- Contact your veterinarian immediately.
- Your veterinarian may instruct you to induce vomiting, however, do not induce vomiting unless instructed to.Vomiting can be dangerous if your pet is already starting to show clinical signs of changes in mentation or behaviour.
Acepromazine (acepromazine maleate),acetylpromazine, chloropramazine, prochlorperazine.
Clinical signs occur within 8 hours of ingestion. Clinical signs are dose dependent, meaning that they get more severe with increasing dosage of drug ingested.
- Profound sedation which may progress to stupor
- Dilated pupils
- Weakness, collapse, pale gums due to low blood pressure
- Uncoordinated gait (ataxia)
- Slow heart rate (bradycardia)
- Less commonly, some animals become very excited or agitated, and occasionally more aggressive
- Tremors/muscle twitching
- Death at high doses possible
EFFECT OF TOXICITY
The exact mechanism of action of phenothiazines are not fully understood but they act by blocking dopamine receptors in the central nervous system, inhibiting the release of dopamine and depressing portions of the central nervous system that control body temperature, metabolic rate, vomiting, alertness and blood pressure.
Your vet will also be able to induce vomiting in your pet at the clinic with some drugs if it is stable enough. If required, a gastric lavage may be performed and activated charcoal can be given to help bind any remaining drug in circulation.
Intravenous fluids are usually required to maintain blood pressure.
Animals with excitement or tremors may require treatment with a muscle-relaxant/anti-convulsant such as diazepam.
BSAVA (2012) BSAVA/VPIS Guide to Common Canine and Feline Poisons. Gloucester: BSAVA.

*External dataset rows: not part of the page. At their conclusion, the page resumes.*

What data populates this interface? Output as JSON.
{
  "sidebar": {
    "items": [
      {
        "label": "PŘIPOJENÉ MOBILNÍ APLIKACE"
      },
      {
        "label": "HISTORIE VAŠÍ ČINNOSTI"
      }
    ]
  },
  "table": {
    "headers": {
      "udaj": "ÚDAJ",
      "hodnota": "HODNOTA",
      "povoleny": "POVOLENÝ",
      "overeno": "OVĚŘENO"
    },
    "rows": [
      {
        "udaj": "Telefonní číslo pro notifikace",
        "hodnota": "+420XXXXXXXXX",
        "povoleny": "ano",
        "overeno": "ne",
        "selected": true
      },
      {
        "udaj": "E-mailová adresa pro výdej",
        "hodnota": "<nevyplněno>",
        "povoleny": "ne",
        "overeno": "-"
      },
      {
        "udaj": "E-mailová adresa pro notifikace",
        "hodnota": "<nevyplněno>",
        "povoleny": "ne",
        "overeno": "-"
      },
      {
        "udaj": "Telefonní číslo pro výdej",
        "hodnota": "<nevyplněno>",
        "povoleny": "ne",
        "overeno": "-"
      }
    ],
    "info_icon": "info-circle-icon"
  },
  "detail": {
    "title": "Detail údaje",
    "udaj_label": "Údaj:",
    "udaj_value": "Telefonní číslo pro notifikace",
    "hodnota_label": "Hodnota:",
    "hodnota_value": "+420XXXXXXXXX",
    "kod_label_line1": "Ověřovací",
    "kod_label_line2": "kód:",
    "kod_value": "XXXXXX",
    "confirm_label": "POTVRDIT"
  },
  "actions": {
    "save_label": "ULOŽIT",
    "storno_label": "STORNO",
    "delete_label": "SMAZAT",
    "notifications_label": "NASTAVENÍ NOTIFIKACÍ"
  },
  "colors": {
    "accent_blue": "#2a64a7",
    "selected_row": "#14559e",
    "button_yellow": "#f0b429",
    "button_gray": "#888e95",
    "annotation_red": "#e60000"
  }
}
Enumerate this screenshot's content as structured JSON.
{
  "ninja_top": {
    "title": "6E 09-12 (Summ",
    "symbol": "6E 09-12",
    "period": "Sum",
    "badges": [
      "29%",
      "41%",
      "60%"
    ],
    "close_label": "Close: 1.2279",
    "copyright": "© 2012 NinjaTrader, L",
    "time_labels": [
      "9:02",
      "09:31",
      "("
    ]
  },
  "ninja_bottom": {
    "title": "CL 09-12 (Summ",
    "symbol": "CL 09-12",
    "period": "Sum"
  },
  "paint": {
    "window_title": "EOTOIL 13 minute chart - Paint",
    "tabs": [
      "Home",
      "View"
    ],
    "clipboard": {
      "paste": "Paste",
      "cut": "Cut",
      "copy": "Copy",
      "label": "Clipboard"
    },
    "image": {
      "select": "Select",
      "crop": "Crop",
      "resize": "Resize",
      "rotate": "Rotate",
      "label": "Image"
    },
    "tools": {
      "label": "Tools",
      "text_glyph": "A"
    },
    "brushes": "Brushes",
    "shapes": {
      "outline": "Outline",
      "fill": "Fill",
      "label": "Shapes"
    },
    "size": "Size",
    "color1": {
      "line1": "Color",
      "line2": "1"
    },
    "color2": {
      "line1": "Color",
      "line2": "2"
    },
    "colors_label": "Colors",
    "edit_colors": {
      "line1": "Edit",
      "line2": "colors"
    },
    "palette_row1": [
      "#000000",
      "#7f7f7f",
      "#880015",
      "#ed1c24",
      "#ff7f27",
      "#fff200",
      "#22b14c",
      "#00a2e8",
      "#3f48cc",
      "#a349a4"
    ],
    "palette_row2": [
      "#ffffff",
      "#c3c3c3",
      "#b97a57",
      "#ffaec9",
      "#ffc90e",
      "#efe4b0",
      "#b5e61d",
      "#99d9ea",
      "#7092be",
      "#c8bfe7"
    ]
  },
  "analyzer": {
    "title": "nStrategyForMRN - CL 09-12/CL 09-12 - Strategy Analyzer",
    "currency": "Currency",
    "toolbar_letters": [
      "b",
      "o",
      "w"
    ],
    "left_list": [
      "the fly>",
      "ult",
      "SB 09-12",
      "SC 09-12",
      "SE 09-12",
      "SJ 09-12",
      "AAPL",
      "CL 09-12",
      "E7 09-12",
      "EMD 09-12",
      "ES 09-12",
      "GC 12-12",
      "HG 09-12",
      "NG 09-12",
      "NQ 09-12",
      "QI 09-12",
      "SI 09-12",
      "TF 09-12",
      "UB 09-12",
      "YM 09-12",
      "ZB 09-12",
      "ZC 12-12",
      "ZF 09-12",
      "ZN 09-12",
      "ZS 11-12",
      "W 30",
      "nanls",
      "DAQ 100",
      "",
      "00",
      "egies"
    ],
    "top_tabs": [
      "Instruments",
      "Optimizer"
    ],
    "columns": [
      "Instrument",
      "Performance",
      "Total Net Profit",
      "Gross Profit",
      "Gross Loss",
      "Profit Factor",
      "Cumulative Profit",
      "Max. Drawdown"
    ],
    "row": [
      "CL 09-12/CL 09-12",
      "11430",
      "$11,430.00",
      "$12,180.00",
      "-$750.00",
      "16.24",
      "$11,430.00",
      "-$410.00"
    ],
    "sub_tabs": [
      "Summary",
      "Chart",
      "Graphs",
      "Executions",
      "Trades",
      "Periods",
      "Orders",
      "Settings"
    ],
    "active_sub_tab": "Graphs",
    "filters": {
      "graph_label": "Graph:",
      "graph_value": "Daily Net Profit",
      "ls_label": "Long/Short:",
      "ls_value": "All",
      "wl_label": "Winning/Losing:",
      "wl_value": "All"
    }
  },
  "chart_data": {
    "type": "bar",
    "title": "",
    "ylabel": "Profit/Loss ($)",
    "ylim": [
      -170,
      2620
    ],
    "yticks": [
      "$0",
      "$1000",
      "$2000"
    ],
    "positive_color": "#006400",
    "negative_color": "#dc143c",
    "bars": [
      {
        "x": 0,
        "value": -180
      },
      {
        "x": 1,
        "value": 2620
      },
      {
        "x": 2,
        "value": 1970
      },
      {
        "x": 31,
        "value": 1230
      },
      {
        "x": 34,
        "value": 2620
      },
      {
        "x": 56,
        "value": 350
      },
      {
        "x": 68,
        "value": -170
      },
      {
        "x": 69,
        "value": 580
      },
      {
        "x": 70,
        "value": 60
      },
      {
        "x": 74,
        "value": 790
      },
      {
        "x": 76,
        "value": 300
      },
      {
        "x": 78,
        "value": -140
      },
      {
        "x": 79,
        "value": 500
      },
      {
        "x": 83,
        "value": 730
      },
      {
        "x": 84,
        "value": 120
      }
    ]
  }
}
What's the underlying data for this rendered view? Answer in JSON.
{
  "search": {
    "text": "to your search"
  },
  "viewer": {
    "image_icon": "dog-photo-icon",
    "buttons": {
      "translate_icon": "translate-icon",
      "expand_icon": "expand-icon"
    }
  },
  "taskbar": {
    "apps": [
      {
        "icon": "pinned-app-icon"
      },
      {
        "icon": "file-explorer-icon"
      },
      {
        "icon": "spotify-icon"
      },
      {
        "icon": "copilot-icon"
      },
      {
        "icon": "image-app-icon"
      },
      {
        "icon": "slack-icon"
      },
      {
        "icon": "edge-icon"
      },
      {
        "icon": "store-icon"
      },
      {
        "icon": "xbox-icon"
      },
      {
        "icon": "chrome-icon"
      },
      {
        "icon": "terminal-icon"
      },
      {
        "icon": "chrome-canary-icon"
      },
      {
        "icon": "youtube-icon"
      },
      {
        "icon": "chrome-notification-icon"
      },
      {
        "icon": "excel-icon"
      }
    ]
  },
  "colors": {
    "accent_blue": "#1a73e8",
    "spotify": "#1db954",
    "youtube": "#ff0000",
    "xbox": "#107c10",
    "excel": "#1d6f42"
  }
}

MalouinA&Boller M (2009) Sedatives, muscle relaxants and opioids toxicity. In: Small Animal Critical Care Medicine. Silverstein DC & Hopper K (eds.). Missouri, USA: Saunders Elsevier.
Plumb DC (2011) Plumb’s Veterinary Drug Handbook 7thEdn. Iowa, USA:Wiley-Blackwell